_What the task requires_
Which of the lines below holds the string "Sciences"? Copy every line that does.

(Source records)
============

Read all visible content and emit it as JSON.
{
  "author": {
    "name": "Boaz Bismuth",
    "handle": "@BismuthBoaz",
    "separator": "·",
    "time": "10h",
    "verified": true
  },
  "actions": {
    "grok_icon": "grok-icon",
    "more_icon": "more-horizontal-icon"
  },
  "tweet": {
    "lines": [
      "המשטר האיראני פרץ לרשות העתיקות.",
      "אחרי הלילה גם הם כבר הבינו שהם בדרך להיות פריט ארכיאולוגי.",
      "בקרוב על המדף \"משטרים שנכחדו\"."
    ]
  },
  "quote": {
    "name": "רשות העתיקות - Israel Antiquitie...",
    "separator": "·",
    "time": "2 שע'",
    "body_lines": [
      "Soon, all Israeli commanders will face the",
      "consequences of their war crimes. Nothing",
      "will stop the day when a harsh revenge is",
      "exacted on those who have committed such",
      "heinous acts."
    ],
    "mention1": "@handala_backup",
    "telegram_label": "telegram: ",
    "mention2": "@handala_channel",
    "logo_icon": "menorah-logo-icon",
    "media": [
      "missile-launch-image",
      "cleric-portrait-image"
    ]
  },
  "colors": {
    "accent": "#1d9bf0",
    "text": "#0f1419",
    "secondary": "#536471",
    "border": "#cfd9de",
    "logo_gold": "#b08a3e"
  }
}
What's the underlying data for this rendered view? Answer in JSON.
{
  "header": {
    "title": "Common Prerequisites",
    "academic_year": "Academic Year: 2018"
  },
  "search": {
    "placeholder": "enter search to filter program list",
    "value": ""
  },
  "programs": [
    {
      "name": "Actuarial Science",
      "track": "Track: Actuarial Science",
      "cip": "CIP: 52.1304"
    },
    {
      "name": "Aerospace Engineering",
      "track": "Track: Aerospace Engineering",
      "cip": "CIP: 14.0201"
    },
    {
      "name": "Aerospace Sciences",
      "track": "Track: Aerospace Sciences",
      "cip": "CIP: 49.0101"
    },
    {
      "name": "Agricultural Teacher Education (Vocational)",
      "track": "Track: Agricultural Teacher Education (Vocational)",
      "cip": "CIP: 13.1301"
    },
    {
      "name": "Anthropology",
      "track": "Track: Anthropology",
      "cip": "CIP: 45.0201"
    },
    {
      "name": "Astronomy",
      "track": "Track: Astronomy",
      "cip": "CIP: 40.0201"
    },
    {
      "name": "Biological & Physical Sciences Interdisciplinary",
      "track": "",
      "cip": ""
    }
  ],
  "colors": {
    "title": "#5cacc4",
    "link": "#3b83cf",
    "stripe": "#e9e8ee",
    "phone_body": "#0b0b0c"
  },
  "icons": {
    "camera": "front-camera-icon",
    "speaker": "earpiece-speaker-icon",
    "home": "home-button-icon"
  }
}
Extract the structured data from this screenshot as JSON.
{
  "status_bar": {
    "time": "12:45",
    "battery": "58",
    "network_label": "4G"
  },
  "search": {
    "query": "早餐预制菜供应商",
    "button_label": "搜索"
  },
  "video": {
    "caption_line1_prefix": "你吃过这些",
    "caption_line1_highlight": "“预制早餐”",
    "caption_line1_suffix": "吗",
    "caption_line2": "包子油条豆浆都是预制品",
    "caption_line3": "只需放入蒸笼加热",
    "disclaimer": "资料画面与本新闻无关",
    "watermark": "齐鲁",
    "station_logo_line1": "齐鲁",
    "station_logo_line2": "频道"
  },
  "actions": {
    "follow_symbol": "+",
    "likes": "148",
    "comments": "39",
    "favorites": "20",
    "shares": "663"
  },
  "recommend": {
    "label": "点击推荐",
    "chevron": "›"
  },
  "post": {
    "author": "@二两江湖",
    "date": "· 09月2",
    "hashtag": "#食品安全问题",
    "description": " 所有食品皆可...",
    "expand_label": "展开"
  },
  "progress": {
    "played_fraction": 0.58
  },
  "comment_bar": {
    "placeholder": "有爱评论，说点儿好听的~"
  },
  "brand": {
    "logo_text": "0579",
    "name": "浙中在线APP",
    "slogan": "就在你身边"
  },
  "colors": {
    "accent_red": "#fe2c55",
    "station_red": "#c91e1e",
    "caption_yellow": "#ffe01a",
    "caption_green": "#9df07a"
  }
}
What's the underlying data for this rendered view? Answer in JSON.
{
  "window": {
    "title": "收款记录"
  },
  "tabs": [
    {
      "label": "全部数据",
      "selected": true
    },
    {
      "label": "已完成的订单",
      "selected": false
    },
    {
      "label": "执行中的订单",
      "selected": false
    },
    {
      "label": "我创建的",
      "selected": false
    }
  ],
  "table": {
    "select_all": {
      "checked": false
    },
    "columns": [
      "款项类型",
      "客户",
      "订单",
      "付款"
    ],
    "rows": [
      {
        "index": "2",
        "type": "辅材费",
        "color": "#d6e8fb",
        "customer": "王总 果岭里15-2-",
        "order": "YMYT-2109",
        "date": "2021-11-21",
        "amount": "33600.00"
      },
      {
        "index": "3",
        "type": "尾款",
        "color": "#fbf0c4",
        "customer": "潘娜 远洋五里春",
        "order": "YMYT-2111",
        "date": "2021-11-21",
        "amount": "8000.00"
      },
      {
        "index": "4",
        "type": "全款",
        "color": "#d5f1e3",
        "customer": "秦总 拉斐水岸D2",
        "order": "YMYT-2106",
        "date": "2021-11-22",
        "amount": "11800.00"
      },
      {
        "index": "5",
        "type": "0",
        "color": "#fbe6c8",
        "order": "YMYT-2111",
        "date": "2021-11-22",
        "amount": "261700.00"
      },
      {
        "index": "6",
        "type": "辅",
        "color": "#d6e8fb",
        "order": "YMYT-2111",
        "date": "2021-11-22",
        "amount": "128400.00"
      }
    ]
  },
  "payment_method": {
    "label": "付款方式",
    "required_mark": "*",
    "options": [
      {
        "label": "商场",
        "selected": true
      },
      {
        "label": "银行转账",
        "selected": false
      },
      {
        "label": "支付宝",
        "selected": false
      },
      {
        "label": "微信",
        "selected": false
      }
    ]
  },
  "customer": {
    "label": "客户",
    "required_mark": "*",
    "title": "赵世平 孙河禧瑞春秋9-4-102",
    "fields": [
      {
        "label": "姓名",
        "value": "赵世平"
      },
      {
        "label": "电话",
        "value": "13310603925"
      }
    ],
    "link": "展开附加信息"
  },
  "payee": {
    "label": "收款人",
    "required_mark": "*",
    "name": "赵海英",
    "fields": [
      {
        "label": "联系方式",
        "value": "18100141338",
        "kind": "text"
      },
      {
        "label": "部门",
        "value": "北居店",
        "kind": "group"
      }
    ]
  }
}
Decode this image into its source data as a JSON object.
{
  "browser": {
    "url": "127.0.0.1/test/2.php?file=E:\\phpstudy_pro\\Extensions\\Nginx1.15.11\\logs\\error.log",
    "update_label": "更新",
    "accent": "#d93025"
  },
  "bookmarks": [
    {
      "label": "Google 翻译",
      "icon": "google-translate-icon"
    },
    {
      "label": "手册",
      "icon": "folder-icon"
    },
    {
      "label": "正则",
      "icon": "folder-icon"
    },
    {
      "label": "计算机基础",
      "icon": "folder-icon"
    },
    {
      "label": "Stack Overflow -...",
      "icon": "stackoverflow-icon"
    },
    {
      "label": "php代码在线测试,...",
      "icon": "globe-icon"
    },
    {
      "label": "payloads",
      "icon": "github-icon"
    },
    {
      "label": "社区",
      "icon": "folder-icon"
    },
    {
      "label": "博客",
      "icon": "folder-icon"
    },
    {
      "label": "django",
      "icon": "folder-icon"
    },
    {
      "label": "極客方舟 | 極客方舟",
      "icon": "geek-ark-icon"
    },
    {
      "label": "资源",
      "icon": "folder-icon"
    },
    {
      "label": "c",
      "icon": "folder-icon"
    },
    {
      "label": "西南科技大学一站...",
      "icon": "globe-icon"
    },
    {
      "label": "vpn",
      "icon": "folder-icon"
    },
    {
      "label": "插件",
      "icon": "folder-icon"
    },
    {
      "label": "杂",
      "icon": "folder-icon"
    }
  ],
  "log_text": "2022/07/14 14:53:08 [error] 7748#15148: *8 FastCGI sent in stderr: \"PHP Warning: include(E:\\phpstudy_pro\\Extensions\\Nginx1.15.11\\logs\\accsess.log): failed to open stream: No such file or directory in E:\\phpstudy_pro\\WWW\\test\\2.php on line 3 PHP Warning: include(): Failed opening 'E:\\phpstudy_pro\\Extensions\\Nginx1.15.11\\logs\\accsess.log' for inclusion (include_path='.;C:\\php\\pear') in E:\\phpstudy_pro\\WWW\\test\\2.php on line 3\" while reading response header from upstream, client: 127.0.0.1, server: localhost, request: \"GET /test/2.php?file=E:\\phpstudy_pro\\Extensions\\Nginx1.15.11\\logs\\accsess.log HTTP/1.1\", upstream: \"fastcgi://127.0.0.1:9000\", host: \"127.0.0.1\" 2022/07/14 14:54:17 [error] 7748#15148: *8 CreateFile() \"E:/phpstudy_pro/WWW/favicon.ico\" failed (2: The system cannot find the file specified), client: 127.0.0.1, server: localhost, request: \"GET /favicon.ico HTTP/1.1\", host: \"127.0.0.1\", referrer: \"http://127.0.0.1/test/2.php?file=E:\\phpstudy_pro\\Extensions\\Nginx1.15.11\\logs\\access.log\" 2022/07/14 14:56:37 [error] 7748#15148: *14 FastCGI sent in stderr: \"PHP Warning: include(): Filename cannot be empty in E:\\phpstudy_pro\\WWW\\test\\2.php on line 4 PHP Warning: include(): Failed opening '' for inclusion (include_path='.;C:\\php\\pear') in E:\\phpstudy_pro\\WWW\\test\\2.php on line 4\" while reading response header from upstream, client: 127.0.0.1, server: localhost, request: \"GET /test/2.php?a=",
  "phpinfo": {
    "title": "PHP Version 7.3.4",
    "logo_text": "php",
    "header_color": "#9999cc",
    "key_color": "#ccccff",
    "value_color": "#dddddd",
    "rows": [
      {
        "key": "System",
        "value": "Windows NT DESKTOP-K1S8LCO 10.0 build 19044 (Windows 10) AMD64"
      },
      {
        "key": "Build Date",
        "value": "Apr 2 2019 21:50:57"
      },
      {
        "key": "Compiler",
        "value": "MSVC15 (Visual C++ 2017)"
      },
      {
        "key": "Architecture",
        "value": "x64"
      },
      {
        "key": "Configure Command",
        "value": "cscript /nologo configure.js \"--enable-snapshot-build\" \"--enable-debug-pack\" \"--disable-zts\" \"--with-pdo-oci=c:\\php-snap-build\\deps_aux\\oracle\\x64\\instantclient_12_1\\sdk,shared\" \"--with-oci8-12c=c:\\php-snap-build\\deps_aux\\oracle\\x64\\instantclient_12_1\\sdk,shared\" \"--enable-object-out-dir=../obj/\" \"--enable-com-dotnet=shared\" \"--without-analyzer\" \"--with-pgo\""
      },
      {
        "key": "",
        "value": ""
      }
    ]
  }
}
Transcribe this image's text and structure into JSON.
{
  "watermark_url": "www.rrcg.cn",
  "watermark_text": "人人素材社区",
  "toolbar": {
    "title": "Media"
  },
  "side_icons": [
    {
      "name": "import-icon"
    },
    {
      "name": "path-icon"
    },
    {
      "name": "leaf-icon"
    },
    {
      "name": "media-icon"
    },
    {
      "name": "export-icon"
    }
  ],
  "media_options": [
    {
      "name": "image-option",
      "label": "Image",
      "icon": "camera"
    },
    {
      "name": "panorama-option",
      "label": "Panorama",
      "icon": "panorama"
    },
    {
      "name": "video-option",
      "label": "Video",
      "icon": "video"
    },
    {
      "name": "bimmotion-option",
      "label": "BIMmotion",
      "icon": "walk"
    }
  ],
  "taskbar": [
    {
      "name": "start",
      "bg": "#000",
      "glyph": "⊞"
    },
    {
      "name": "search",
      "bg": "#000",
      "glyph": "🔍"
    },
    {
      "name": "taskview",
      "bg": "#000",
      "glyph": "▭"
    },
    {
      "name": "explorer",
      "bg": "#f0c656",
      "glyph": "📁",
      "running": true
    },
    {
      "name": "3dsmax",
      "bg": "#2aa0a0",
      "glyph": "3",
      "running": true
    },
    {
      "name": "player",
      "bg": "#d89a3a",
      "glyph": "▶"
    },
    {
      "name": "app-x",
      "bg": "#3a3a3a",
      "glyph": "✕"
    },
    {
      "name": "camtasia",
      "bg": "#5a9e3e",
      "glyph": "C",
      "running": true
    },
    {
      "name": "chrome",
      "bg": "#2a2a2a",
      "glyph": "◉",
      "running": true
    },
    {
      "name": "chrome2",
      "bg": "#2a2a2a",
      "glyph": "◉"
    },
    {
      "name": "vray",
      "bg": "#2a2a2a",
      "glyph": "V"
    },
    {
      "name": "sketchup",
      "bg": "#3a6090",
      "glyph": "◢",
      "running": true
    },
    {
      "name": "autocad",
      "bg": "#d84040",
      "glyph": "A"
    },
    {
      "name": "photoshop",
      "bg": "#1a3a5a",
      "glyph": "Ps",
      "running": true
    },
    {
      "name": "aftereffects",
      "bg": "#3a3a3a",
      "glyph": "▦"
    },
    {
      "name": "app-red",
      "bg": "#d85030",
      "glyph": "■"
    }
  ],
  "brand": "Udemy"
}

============

_Solution for this exercise_
      "name": "Aerospace Sciences",
      "track": "Track: Aerospace Sciences",
      "name": "Biological & Physical Sciences Interdisciplinary",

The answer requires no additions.